EXERCISE GOAL – Reading through the lines below, count those that include the string "title"; the answer is that number and nothing else.

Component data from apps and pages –
···

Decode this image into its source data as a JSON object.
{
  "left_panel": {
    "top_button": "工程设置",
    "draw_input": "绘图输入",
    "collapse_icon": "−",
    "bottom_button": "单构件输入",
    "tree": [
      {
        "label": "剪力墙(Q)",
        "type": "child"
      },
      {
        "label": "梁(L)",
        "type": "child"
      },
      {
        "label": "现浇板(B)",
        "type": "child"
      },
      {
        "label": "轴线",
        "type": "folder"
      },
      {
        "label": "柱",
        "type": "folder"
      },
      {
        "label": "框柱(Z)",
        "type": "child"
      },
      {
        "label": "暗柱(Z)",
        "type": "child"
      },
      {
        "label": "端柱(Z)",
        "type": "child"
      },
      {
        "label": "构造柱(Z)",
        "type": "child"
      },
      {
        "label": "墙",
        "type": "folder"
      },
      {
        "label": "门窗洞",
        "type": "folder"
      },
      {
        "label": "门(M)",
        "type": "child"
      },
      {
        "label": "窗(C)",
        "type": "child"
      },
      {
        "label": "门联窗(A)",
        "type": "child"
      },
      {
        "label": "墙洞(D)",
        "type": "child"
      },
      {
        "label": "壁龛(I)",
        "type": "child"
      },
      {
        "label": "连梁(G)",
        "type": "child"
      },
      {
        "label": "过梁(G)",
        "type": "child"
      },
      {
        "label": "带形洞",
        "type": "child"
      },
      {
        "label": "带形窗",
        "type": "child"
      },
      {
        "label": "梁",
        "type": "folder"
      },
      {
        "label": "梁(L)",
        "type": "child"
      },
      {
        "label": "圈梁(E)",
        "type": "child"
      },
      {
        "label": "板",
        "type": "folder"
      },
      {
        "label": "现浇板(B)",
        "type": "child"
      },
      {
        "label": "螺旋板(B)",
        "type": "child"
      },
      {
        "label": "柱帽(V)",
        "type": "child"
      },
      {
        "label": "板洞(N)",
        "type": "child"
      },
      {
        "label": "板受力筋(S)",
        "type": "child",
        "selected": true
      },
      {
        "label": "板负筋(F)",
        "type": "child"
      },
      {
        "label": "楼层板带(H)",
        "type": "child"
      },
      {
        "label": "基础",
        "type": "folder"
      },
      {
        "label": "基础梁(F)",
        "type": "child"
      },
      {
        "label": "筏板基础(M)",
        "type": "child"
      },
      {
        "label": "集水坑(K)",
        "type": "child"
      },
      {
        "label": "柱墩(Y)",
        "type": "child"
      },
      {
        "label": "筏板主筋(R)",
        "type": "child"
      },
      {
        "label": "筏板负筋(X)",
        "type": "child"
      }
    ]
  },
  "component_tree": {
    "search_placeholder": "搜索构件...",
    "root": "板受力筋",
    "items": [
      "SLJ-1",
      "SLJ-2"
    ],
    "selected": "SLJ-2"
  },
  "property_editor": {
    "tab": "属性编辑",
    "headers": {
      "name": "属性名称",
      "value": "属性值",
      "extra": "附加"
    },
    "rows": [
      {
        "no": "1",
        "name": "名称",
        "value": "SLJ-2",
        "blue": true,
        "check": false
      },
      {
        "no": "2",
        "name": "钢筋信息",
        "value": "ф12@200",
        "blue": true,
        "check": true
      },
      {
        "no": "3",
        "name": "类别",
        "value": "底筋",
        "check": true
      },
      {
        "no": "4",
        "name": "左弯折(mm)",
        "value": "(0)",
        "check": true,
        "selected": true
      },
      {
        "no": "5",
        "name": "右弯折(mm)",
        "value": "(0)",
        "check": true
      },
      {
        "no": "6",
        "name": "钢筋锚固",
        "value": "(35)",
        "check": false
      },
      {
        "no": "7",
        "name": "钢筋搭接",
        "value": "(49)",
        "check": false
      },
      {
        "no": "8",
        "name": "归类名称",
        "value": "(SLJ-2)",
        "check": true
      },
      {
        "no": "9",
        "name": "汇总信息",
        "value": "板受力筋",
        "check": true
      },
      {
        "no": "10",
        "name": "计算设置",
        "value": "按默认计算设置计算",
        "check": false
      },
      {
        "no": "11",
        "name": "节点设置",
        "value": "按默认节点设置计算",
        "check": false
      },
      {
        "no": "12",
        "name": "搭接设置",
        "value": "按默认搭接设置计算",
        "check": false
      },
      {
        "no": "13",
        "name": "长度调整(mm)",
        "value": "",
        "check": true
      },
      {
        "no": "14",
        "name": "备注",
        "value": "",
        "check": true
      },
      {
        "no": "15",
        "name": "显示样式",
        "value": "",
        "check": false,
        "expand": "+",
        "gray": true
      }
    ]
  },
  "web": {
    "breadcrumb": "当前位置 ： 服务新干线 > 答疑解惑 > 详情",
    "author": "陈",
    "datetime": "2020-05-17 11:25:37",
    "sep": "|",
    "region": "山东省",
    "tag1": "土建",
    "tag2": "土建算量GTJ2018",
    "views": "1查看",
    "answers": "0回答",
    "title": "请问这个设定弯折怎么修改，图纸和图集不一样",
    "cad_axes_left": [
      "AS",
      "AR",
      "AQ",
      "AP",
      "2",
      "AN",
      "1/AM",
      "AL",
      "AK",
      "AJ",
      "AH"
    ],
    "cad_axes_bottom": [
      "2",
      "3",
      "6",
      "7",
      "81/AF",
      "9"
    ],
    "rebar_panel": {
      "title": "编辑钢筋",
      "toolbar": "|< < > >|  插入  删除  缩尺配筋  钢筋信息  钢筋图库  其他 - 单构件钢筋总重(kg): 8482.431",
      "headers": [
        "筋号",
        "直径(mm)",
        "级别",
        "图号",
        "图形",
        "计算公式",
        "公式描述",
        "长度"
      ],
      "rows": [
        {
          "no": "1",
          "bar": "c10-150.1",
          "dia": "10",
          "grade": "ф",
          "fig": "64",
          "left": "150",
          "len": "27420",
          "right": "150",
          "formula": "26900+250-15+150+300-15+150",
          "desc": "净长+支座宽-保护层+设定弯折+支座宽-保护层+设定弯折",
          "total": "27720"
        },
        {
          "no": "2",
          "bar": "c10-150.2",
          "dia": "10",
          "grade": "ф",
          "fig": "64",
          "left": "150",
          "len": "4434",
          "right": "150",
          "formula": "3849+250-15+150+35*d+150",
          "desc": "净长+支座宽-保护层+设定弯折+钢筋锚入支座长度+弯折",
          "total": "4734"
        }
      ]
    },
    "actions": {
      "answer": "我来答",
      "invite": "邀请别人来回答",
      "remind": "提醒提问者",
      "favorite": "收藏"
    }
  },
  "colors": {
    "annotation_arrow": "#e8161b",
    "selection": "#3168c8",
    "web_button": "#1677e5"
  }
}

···

EXPECTED ANSWER – 2